Tai Chi as a Martial Art
Tai Chi Ch’uan literally means “supreme ultimate fist” and is considered the softest of all the martial arts. Tai Chi Ch’uan is soft as far as muscular tension is concerned but maximizes the use of internal energy flow. The harder or more external martial arts utilize greater muscular tension, which decreases the flow of internal energy. The energy I refer to is called “Qi” (Chi). Simply, Qi is the energy that flows through all things. Qi is and is what gives us life and good health. In martial arts, Qi flow gives increased power to the movements. Internal styles rely heavily on “mind intent” (concentration, will etc.) to direct the Qi through relaxed muscles that do not hinder the flow of energy.
Tai Chi as a martial art follows the ancient principles of the Tao, pronounced Dao, or “The Way”. The basic philosophy of the Tao is a belief that all things of nature seeks an energetic balance and that there is a flow in the life of all living things and throughout the universe that should not be resisted. The balance of nature is described by the Yin and Yang. These are two opposing or opposite polarities such as hard and soft, night and day, man and women, white and black, negative and positive. It is believed that to resist the forces of nature would be destructive. In martial arts, to resist the incoming force would then be destructive. Tai Chi as a martial art follows this principle. The Tai Chi practitioner would follow the flow of the opponent's energy rather than resist it. In directly meeting force one would most likely share with the opponent in injuries. The Tai Chi practitioner would rather stick to the incoming energy, rather than block it, then redirect the energy and uproot the opponent then counter attack with use of internal force (Qi). Because of being relaxed the Tai Chi practitioner can also move very quickly. Because of a high level of sensitivity developed in Tai Chi practice the Tai Chi practitioner is quite aware of the attack almost before it begins. The relaxed movements are really not totally relaxed, as you do need some muscular tension to perform any movements. Tai Chi seeks to use only the amount of energy required and no more or less. The external martial art styles rely heavily on external muscular tension (localized Qi). There are greater muscular stresses. The external styles rely very much on youthful physical ability, balance, dexterity and endurance. The more advanced hard style practitioner, as he/she gets older, may even begin to rely on more relaxed movement as muscles atrophy and get weaker with age.
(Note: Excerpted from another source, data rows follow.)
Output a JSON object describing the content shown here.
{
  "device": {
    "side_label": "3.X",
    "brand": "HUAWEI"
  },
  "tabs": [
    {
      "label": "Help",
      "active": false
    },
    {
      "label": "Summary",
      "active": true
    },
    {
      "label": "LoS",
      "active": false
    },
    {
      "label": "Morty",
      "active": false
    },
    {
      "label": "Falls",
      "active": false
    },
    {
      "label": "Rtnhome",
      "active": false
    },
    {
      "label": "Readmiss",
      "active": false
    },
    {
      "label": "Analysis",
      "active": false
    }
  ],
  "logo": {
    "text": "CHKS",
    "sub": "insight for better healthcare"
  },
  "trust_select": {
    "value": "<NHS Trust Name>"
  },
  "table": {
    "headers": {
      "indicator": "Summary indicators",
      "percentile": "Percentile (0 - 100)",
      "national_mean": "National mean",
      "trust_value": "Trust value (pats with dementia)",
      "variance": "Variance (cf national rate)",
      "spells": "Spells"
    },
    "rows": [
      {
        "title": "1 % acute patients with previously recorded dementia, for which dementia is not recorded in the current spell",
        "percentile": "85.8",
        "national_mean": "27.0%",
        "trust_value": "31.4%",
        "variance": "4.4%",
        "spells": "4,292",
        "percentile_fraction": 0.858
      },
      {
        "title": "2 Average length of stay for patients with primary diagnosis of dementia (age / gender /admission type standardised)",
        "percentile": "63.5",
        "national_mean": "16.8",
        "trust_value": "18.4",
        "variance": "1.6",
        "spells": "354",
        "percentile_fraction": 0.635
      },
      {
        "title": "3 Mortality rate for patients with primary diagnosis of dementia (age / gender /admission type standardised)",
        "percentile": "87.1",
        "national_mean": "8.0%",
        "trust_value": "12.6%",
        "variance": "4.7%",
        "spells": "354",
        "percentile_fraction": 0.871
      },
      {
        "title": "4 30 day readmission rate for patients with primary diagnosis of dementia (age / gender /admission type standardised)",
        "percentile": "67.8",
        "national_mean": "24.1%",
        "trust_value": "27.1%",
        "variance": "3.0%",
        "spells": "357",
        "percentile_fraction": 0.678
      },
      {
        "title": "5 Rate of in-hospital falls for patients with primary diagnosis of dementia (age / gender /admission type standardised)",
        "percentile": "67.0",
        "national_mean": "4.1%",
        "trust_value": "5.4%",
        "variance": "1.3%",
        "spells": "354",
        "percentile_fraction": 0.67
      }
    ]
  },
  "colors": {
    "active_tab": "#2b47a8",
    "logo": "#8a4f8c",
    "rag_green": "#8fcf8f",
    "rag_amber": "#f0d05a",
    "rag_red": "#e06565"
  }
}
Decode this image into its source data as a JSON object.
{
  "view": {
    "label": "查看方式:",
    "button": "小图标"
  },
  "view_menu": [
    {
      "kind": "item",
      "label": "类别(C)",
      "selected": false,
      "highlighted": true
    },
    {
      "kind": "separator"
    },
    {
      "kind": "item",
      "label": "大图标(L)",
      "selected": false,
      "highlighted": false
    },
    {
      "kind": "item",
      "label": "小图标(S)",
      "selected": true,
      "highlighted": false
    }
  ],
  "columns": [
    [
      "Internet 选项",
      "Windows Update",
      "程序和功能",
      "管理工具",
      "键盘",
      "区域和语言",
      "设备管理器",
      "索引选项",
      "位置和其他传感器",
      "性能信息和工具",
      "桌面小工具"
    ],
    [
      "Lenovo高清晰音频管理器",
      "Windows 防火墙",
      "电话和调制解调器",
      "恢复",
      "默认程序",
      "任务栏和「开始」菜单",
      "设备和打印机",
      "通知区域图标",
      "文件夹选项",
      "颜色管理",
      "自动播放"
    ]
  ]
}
The big advantage with external styles is that one can learn self-defense more rapidly than Tai Chi which requires years to develop properly as a martial art.
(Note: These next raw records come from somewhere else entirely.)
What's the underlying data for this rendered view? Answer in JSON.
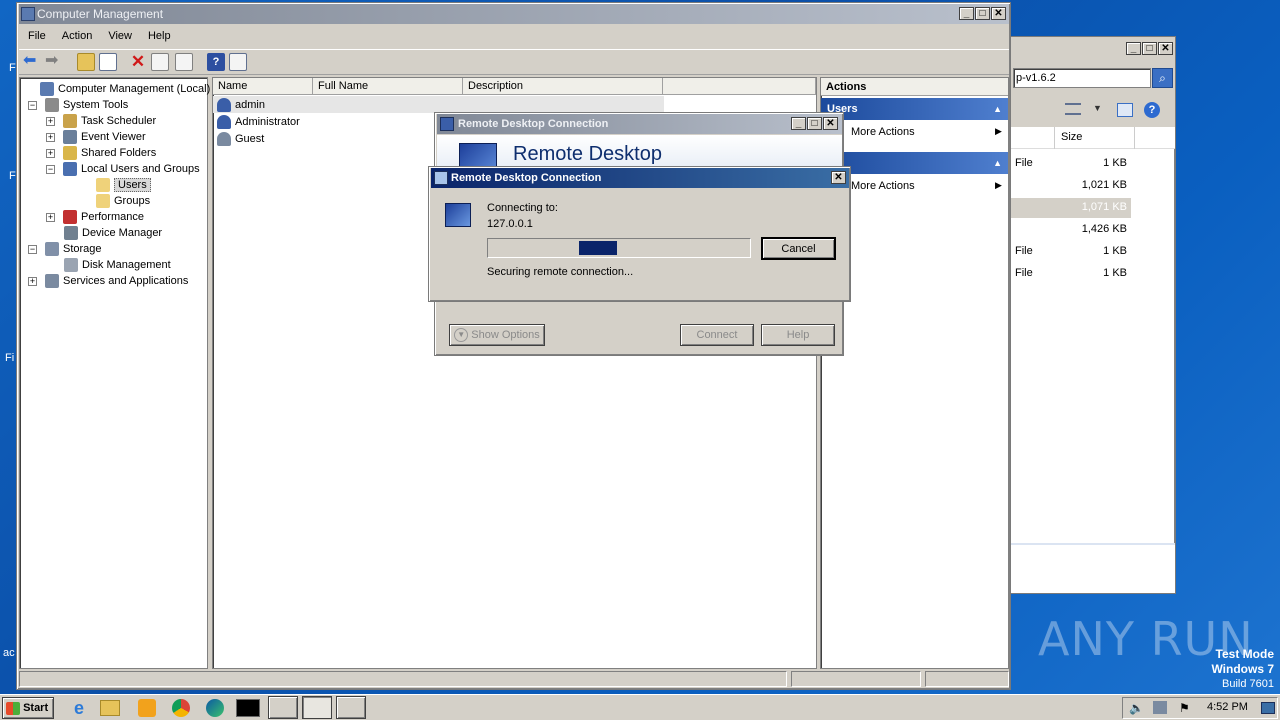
{
  "computer_management": {
    "title": "Computer Management",
    "menu": [
      "File",
      "Action",
      "View",
      "Help"
    ],
    "tree": [
      {
        "label": "Computer Management (Local)",
        "icon": "computer-icon"
      },
      {
        "label": "System Tools",
        "icon": "tools-icon"
      },
      {
        "label": "Task Scheduler",
        "icon": "clock-icon"
      },
      {
        "label": "Event Viewer",
        "icon": "event-viewer-icon"
      },
      {
        "label": "Shared Folders",
        "icon": "shared-folder-icon"
      },
      {
        "label": "Local Users and Groups",
        "icon": "users-icon"
      },
      {
        "label": "Users",
        "icon": "folder-icon"
      },
      {
        "label": "Groups",
        "icon": "folder-icon"
      },
      {
        "label": "Performance",
        "icon": "performance-icon"
      },
      {
        "label": "Device Manager",
        "icon": "device-manager-icon"
      },
      {
        "label": "Storage",
        "icon": "storage-icon"
      },
      {
        "label": "Disk Management",
        "icon": "disk-icon"
      },
      {
        "label": "Services and Applications",
        "icon": "services-icon"
      }
    ],
    "columns": [
      "Name",
      "Full Name",
      "Description"
    ],
    "users": [
      "admin",
      "Administrator",
      "Guest"
    ],
    "actions": {
      "header": "Actions",
      "section1": "Users",
      "section2": "pin",
      "more_actions": "More Actions"
    }
  },
  "explorer_partial": {
    "search_value": "p-v1.6.2",
    "size_header": "Size",
    "rows": [
      {
        "type": "File",
        "size": "1 KB"
      },
      {
        "type": "",
        "size": "1,021 KB"
      },
      {
        "type": "",
        "size": "1,071 KB"
      },
      {
        "type": "",
        "size": "1,426 KB"
      },
      {
        "type": "File",
        "size": "1 KB"
      },
      {
        "type": "File",
        "size": "1 KB"
      }
    ]
  },
  "rdc_back": {
    "title": "Remote Desktop Connection",
    "banner": "Remote Desktop",
    "show_options": "Show Options",
    "connect": "Connect",
    "help": "Help"
  },
  "rdc_front": {
    "title": "Remote Desktop Connection",
    "connecting_to": "Connecting to:",
    "host": "127.0.0.1",
    "status": "Securing remote connection...",
    "cancel": "Cancel",
    "progress": 0.27
  },
  "watermark": {
    "brand": "ANY RUN",
    "test_mode": "Test Mode",
    "os": "Windows 7",
    "build": "Build 7601"
  },
  "taskbar": {
    "start": "Start",
    "time": "4:52 PM"
  },
  "colors": {
    "desktop": "#1166c4",
    "title_active": "#0a246a",
    "action_band": "#1c4a9c",
    "progress_fill": "#0a246a"
  }
}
There are also very few people today practicing Tai Chi for its martial purpose. Most people practice Tai Chi for its health benefits. Today Tai Chi is practiced by millions of peoples throughout the world. Tai Chi for health is practiced by men and women of all ages, from young adults to seniors. They find it a calming pleasant activity that can be practiced anytime almost anywhere. Tai Chi can then be defined simply as “relaxed physical movement with a peaceful but focused mind” and has been described as “moving yoga” or “movement in meditation”.